The language of Shaba was a language in the Arabic group of the southern branch of the Semitic languages. The people were ethically corresponding to modern Yemenis.

History
The Shabaeans were a Semitic people who, at an unknown date, entered southern Arabia from the north, imposing their Semitic culture on an aboriginal population.
12th-10th century BCE: Excavations in central Yemen suggest that the Sabaean civilization began as early as this.
8th century: Sheba reaches its peak, establishing colonies along trade routes to Palestine and on the African coast.
7th–5th century BCE. A period of great advances and much building activity, mainly at Ma'rib and Sirwah.

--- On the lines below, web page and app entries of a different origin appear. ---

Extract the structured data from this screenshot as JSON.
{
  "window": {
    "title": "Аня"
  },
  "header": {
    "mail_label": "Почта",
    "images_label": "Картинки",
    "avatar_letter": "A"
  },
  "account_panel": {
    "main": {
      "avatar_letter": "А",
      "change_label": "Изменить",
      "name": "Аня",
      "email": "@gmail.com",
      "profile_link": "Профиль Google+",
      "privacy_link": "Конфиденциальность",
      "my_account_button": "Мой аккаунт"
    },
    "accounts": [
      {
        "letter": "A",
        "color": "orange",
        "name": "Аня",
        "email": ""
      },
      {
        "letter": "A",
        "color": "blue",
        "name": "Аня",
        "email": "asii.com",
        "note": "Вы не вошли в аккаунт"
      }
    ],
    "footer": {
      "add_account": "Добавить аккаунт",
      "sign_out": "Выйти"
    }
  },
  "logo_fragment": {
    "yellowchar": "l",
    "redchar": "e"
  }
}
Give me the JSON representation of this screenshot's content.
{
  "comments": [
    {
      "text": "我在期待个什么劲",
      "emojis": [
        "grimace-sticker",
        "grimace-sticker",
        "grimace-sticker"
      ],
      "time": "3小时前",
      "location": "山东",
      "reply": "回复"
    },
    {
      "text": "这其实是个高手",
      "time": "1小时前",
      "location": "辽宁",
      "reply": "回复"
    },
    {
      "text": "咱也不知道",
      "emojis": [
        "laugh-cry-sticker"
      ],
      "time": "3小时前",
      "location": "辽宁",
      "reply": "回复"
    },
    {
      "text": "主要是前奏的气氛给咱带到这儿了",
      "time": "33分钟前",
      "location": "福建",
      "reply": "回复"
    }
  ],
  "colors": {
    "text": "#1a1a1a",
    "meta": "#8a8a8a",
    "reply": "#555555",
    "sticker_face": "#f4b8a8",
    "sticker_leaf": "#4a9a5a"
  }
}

It is to this period we date the temples and monuments and the great Ma'rib Dam, which allowed great advances in the agriculture. We also start hearing of "mukarribs of Sheba", most probably high priest–princes who exercised some function parallel to the king's.
115: Rise of the Hamyarites.
Around 25: Sheba is conquered by the Himyarite kings (from this time on, the history of Sheba and the Himyarite kingdom is closely intervowen).
3rd century CE: King Shamir Yuhar'ish assumes the title “King of Shaba and the Dhu Raydan and of Hadramawt and Yamanat.” By this we learn that Hadramawt had succumbed to Sheba.
Mid 4th century: Sheba must have been invaded by foreign forces, and lost. This we learn from the king Aksum on the East African coast, who had taken the title of “king of Sheba and the Dhu Raydan”.
End 4th century: Sheba is reestablished, and the king can once again call himself "King of Sheba and the Dhu Raydan and Hadramawt and Yamanat."
6th or 7th century?: The final decline of Sheba. We do not know how and when, but it might have been Muslim Arabs who defeated the kingdom.




By Tore Kjeilen